More than three-quarters of adult video game players agree that online gaming plays a huge part in making new friendships and relationships. They report meeting new people in the game or becoming better friends with the people they hang out with every day. 83% of adult gamers say video games create a feeling of community. They also say:
Adult video game players report playing with
In December 2021, OnePoll surveyed 2,000 adult video game players. They found that the average player has made five new online friendships through playing video games over the previous 18 months, and 43% had dated someone they met through online gaming.
Razorfish conducted research early this year on Gen Z video gamers. Their study found that Gen Z spends nearly twice as much time playing video games as they do hanging out with their friends in person. Gen Z is between the ages of 10 and 25 - half are children and half are adults.

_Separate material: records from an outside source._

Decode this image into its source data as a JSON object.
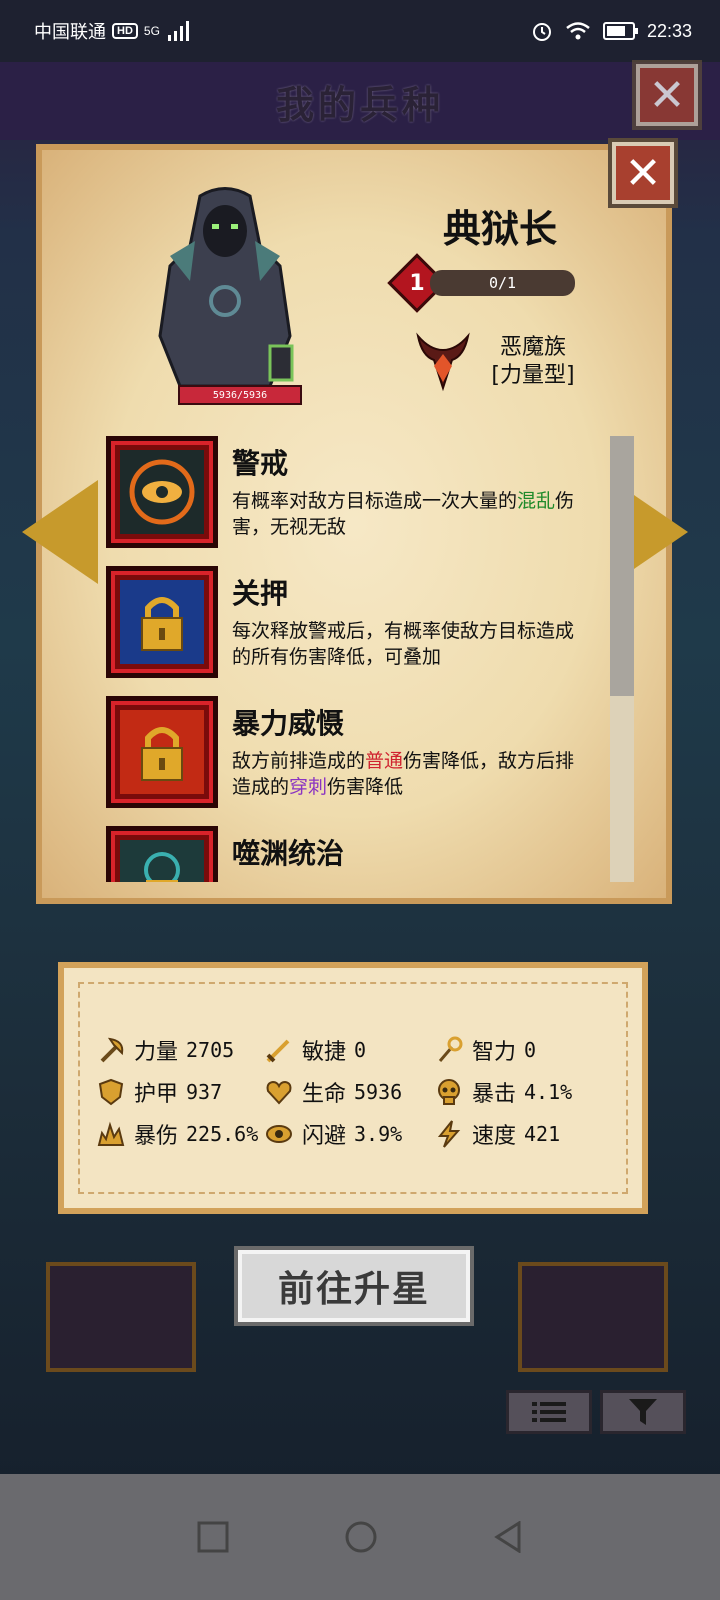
{
  "status": {
    "carrier": "中国联通",
    "hd": "HD",
    "network": "5G",
    "time": "22:33"
  },
  "header": {
    "title": "我的兵种"
  },
  "unit": {
    "name": "典狱长",
    "hp": "5936/5936",
    "level": "1",
    "stars": "0/1",
    "race": "恶魔族",
    "type": "[力量型]"
  },
  "skills": [
    {
      "name": "警戒",
      "desc_parts": [
        {
          "t": "有概率对敌方目标造成一次大量的"
        },
        {
          "t": "混乱",
          "c": "green"
        },
        {
          "t": "伤害，无视无敌"
        }
      ]
    },
    {
      "name": "关押",
      "desc_parts": [
        {
          "t": "每次释放警戒后，有概率使敌方目标造成的所有伤害降低，可叠加"
        }
      ]
    },
    {
      "name": "暴力威慑",
      "desc_parts": [
        {
          "t": "敌方前排造成的"
        },
        {
          "t": "普通",
          "c": "red"
        },
        {
          "t": "伤害降低，敌方后排造成的"
        },
        {
          "t": "穿刺",
          "c": "purple"
        },
        {
          "t": "伤害降低"
        }
      ]
    },
    {
      "name": "噬渊统治",
      "desc_parts": []
    }
  ],
  "stats": [
    {
      "label": "力量",
      "value": "2705",
      "icon": "axe-icon"
    },
    {
      "label": "敏捷",
      "value": "0",
      "icon": "sword-icon"
    },
    {
      "label": "智力",
      "value": "0",
      "icon": "staff-icon"
    },
    {
      "label": "护甲",
      "value": "937",
      "icon": "shield-icon"
    },
    {
      "label": "生命",
      "value": "5936",
      "icon": "heart-icon"
    },
    {
      "label": "暴击",
      "value": "4.1%",
      "icon": "skull-icon"
    },
    {
      "label": "暴伤",
      "value": "225.6%",
      "icon": "burst-icon"
    },
    {
      "label": "闪避",
      "value": "3.9%",
      "icon": "eye-icon"
    },
    {
      "label": "速度",
      "value": "421",
      "icon": "lightning-icon"
    }
  ],
  "actions": {
    "upgrade": "前往升星"
  },
  "colors": {
    "parchment": "#efdcae",
    "accent_red": "#b3151f",
    "gold": "#c79a2c",
    "keyword_green": "#1f8a2a",
    "keyword_red": "#d0232f",
    "keyword_purple": "#8a34c2"
  }
}
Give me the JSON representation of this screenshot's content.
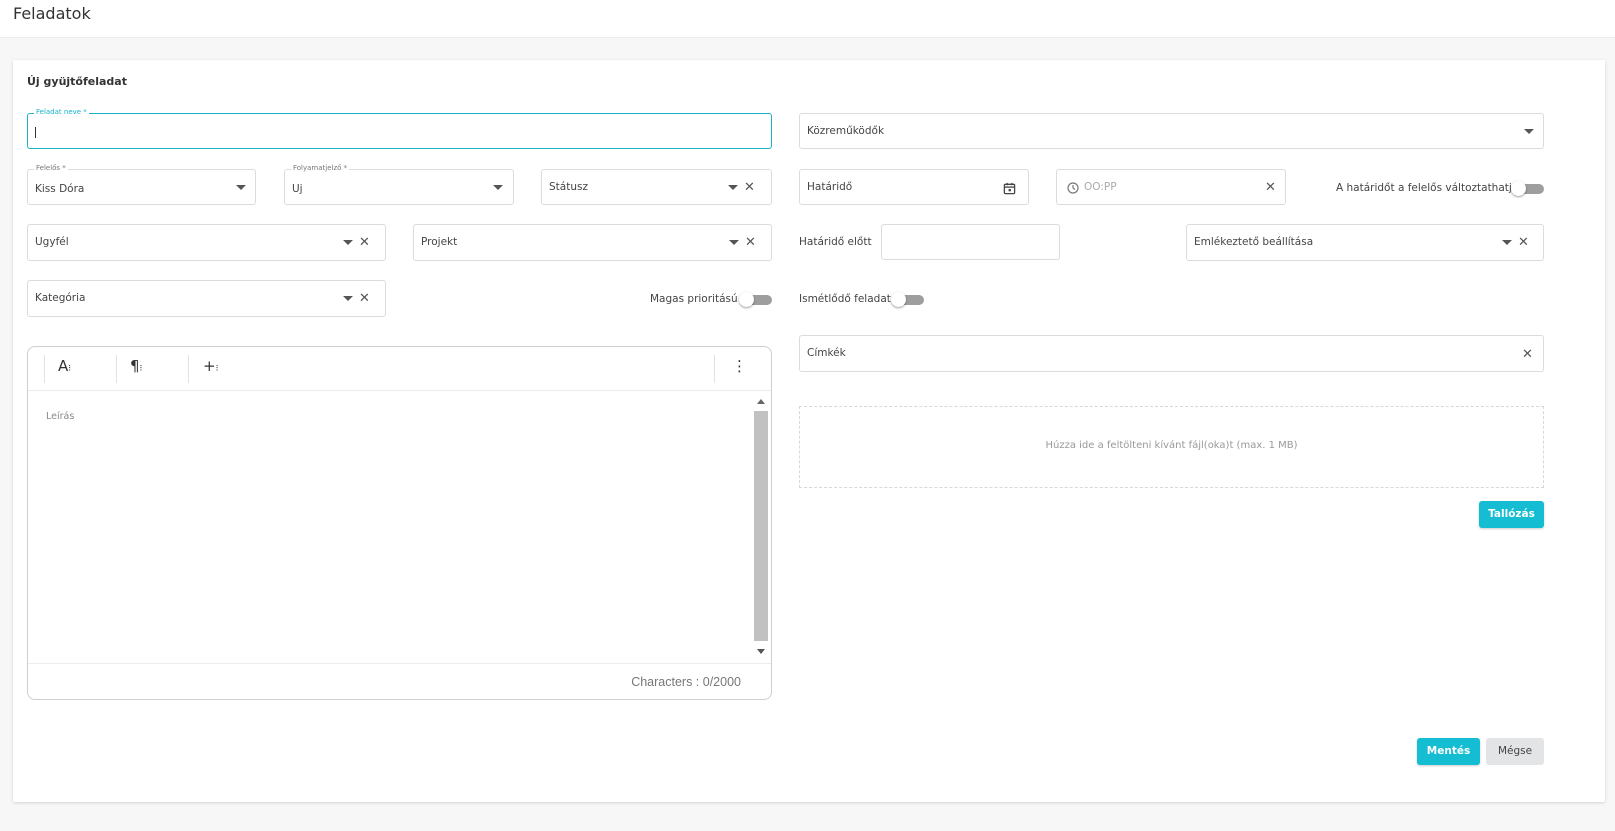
{
  "page": {
    "title": "Feladatok"
  },
  "form": {
    "title": "Új gyüjtőfeladat",
    "task_name": {
      "label": "Feladat neve *",
      "value": ""
    },
    "responsible": {
      "label": "Felelős *",
      "value": "Kiss Dóra"
    },
    "progress": {
      "label": "Folyamatjelző *",
      "value": "Uj"
    },
    "status": {
      "placeholder": "Státusz"
    },
    "client": {
      "placeholder": "Ugyfél"
    },
    "project": {
      "placeholder": "Projekt"
    },
    "category": {
      "placeholder": "Kategória"
    },
    "high_priority": {
      "label": "Magas prioritású",
      "on": false
    },
    "contributors": {
      "placeholder": "Közreműködők"
    },
    "deadline": {
      "placeholder": "Határidő"
    },
    "time": {
      "placeholder": "OO:PP"
    },
    "deadline_changeable": {
      "label": "A határidőt a felelős változtathatja",
      "on": false
    },
    "before_deadline": {
      "label": "Határidő előtt",
      "value": ""
    },
    "reminder": {
      "placeholder": "Emlékeztető beállítása"
    },
    "recurring": {
      "label": "Ismétlődő feladat",
      "on": false
    },
    "tags": {
      "placeholder": "Címkék"
    },
    "dropzone": {
      "text": "Húzza ide a feltölteni kívánt fájl(oka)t (max. 1 MB)"
    },
    "browse_label": "Tallózás",
    "save_label": "Mentés",
    "cancel_label": "Mégse"
  },
  "editor": {
    "toolbar": {
      "text_format": "A",
      "paragraph": "¶",
      "insert": "+",
      "more": "⋮"
    },
    "placeholder": "Leírás",
    "char_counter": "Characters : 0/2000"
  },
  "colors": {
    "accent": "#15bdd3",
    "focus_border": "#19b3c9",
    "toggle_off": "#9e9e9e"
  }
}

Gen Z reported these positive relationship statements about their gaming:
Two-thirds of Gen Z report that their social interactions in a video game are just as meaningful as those in real life. One-fifth say the gaming social interactions are more meaningful than in real life. That means three-quarters of Gen Z rate video game interactions at least as meaningful as in real life.
Academic research on video game players has found that group players gain social benefits, as they obtain higher social status and social capital than with solo play.
The increased time adults spend playing with others, and the social engagement it results in can easily replace the need for socialization at out-of-home leisure venues. In 2019, adults age 20+ only spent an average of 6 minutes a day attending entertainment and cultural venues. If social video game play results in just one less minute on average attending those out-of-home venues, that would reduce the market potential by one-fifth
To be competitive with the appeal entertainment and social experiences video games now offer players, location-based entertainment centers (LBEs) need to raise the fidelity of the out-of-home experiences they offer. That is precisely what many of the newer competitive socializing LBEs are doing, offering a high fidelity social experience - competitive social games combined with the highly social sharing of quality food and drinks while playing.
*The ESA's 2022 consumer survey was conducted using an online methodology. A 15-minute questionnaire was completed by a representative sample of 4,011 U.S. consumers ages 18 and older in February 2022 (margin of error +/- 2%).